We are also building our infrastructure across the state in a continuing effort to foster learning and build community for our students. Just a few weeks ago, I had the privilege of dedicating the new Student Events and Activities Center at our IU East campus in Richmond, which will serve as an academic, social and recreational hub of campus life. Today, we will dedicate North Hall at IUPUI, the first traditional residence hall constructed at IUPUI since the founding of the campus in 1969. We will also break ground soon on a new home for the IU School of Dentistry at IUPUI and rededicate Franklin Hall, the spectacular new home of The Media School at IU Bloomington.

Looking forward

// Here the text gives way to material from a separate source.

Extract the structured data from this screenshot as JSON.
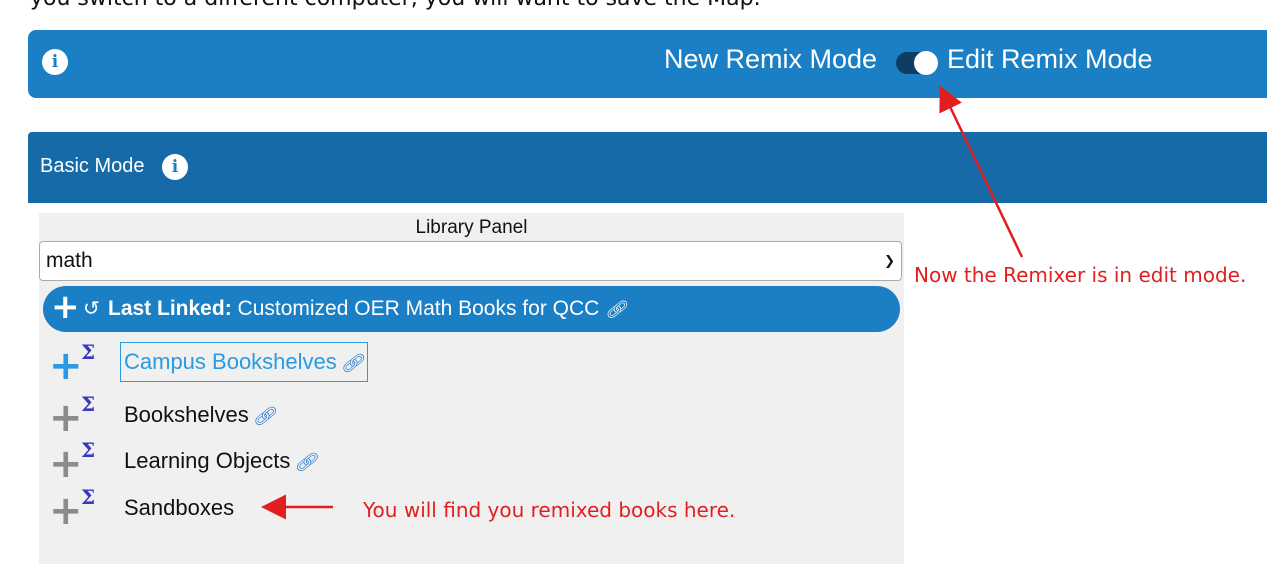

As I enter my 10th year as IU president, I remain as positive and enthusiastic as ever about the future of our great university. Over the past decade we have consistently demonstrated our unwavering commitment to providing the highest quality education to our students and to ensuring that the instruction they receive stimulates the imagination and the quest for deeper inquiry.

I am proud of the superb work that all of our faculty and staff have done to strengthen research and education across the university on all campuses; to establish new programs and schools that provide our students with the most relevant educational opportunities possible; and to serve the most important educational and economic needs of our state. I want to congratulate all of them for their outstanding achievements over the past year. And I want to congratulate all of our students who have brought such credit and distinction to IU both academically and athletically.

Essential to all this, of course, has been the support of IU’s hundreds and thousands of dedicated friends, partners and alumni around Indiana, the nation and the world, and to them I also want to express our deepest gratitude.

As we approach the university’s bicentennial celebration, all of you are helping to ensure that IU will enter her third century as one of the nation’s and the world’s leading public research universities.

With very best wishes for another successful year ahead,

Michael A. McRobbie
President
Indiana University